The Bournville Legacy
George Cadbury created Bournville to give the people of Birmingham a better quality of life in the Industrial Revolution. Felicity Evans explores how that still plays out today.
As the Cadbury family sought to expand their growing chocolate business in the late 19th century they also developed their vision for a better quality of life for the people of Birmingham. Buying 300 acres of land they created a model village they called Bournville, helping people escape the slums to good quality housing with gardens and fruit trees, green open spaces, churches and sports facilities.
Today the Trust that runs the estate has expanded it to a thousand acres and residents often speak of being able to smell the chocolate from the factory. Felicity Evans visits the South Birmingham town to see how George Cadbury's work and ethos continues today. She visits some of the first houses built and talks to lifelong residents and former Cadbury workers about what made the area special. She visits Rowheath Pavilion, 90 years after its creation, to hear how it still hosts sports teams and community events but also looks out for those in need of support.
She also ascends the village's carillon tower, built by George after an inspiring trip to Belgium. The 4-octave, 48 bell instrument is still played each Saturday. Carilloneur Trevor Workman explains how it's one of only a handful in the UK and gives a demonstration of how it should be played - with gusto!
But modern residents of Bournville aren't the only ones to benefit. The new village of Lightmoor is being developed near Telford to establish the same community benefits George envisioned. But can community still be formed in the modern day and without the original chocolate factory.

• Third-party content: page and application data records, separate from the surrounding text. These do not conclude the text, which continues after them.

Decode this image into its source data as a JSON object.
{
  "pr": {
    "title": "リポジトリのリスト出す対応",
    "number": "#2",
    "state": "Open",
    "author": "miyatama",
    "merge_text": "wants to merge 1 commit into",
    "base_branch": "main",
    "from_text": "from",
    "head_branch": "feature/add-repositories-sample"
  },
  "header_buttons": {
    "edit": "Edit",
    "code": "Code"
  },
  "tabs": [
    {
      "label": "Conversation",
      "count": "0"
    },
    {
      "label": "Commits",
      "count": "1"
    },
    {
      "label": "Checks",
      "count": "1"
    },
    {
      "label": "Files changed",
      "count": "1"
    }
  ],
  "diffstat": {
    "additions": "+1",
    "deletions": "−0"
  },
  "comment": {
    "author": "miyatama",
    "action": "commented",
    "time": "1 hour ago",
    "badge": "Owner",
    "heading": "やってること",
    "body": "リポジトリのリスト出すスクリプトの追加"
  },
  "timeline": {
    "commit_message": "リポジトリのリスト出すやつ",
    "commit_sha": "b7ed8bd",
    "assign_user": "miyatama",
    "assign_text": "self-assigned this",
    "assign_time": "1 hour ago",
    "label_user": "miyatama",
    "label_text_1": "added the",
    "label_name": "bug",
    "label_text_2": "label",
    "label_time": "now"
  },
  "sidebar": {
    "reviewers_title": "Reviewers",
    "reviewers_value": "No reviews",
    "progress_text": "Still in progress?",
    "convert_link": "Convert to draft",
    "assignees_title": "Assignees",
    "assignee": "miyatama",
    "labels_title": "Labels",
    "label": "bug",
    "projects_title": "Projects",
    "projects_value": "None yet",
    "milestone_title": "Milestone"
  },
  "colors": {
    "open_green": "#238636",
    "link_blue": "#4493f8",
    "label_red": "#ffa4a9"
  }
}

Presented by Felicity Evans
Produced in Bristol by Anne-Marie Bullock.